For the past two weeks I've been writing and sharing my thoughts on what it means to be a salesperson in this noisy world of 24/7 advertising—I wanted to take a break this week and share an unrelated story that changed the way I think about what it means to work hard. I hope you enjoy it and look forward to bringing you more thoughts next week about Honest Sales.
It's been about a year and a half since I've been back to New York City—I love that place and am always looking for a good excuse to escape back east even if only for some Shake Shack.
Last time I was there I was employed by Apple and worked in a retail store in California making the trip out east in consideration of moving to the Big Apple. You see a large group of my friends had recently made the eastern exodus and I thought I would be following close behind.
Exploring neighborhoods and dreaming about places I could never afford I found myself wandering around the Meatpacking District and after walking the High Line I needed to duck in somewhere to charge my phone before hoofing off to meet some friends for dinner.
I ventured into the West 14th Apple Store and wandered up the glass staircase to find a nice cozy spot near an electrical outlet and a window so I could plug in without bothering anyone at a table. If you haven't been in an Apple store recently, real-estate is in high demand and those tables get pretty full. I was quite content with my window space.
I spent about forty-five or so minutes charging my phone, people-watching, and entertaining small chat of "yeah, I actually work for Apple in California..."
After a few minutes I couldn't help but notice an empty table near a presentation screen in a corner of the room. A store employee with a microphone strapped to his face soon walked up and set down a few books down on the table, turned on the screen, and looked around briefly before proclaiming "Hi, welcome to the Apple Store! Today we're going to talk about iPhoto". It caught me off guard as there was no one in a 10 foot radius of his presentation table and seemingly no one but myself paying attention.
I laughed it off and after ten minutes of observing his pre-planned speech I turned my gaze back out the window to watch the traffic below. Something distracted me for quite some time, a phone call, activity out on the street, I don't know, but when later as I was getting ready to leave, I was amazed to see the lone presenter was no longer alone! Instead he had a full table of onlookers asking questions and participating in his now filled class!

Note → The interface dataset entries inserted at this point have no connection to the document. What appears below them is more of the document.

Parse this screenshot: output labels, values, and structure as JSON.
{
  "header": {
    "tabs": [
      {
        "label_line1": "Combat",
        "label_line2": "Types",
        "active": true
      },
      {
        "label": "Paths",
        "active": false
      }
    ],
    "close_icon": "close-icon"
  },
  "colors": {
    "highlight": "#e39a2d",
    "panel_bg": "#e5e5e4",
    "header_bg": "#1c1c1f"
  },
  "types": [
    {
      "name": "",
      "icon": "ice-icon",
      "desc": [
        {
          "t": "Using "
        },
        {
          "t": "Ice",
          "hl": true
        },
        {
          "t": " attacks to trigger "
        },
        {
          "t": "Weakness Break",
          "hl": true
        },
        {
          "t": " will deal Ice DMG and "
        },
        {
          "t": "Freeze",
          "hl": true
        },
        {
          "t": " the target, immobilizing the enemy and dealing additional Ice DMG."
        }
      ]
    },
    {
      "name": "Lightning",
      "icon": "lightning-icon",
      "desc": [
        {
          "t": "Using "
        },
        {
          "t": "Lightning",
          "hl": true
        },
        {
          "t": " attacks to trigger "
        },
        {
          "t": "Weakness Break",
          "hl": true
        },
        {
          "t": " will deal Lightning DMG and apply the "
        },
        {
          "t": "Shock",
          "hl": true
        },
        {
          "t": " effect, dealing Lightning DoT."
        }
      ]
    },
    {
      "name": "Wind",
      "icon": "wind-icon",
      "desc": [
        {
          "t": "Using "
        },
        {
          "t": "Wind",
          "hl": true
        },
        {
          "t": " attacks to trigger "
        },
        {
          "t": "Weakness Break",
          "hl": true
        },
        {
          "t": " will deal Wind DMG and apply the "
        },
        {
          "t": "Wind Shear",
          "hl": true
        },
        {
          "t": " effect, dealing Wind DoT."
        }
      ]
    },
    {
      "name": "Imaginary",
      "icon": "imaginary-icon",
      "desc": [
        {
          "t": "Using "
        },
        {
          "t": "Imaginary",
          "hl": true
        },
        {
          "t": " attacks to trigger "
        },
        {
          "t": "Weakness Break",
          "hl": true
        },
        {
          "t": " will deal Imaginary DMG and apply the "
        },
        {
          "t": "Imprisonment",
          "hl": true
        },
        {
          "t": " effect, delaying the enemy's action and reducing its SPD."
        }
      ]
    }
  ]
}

If you didn't catch that, for a good ten to twenty minutes he was there, giving a presentation to no one—in comical fashion! Nodding his head back and forth to an invisible audience, pausing even at times as if waiting for an outburst of laughter to subside from one of his corny jokes. It was madness, or so my naiveté thought. With my phone at about 75% battery charge I was ready to head over to the Chelsea Market and continue my exploration.
It wasn't until a few days later while re-telling what I thought was a humorous story about a silly experience I had in a New York Apple Store did it dawn on me the sheer genius that I had witnessed. What I summed up to be a comical act of mild insanity, facilitating a class to no one, was actually one the most inspiring things I've witnessed and it was that day I learned about what it means to simply...show up.
Were the first ten minutes of the presentation awkward for him? Probably. Did he let that stop him from showing up and doing his job? No. Could he have simply noticed no one in the class and found another project to work on or someone else to support? Absolutely, but he would have missed an opportunity to turn an empty table into a participatory class.
I think about this experience often, especially at times when I find it hard to get to work. After leaving my three and a half year position at Apple to chase my dream of helping small business owners and independent artists like myself cultivate their creativity I often find myself at that empty table in that Apple store trying to decide whether or not I will show up today and get to work or whether I will look for something else to fill my time with.
A friend recently said to me "if you wait till the project hits your desk to get to work, you're already too late", I think in this instance you could substitute project for customer in an Apple store.
Don't wait for someone else, show up and get to work, you never know what the outcome will be.
Come back next week for more thoughts on Honest Sales!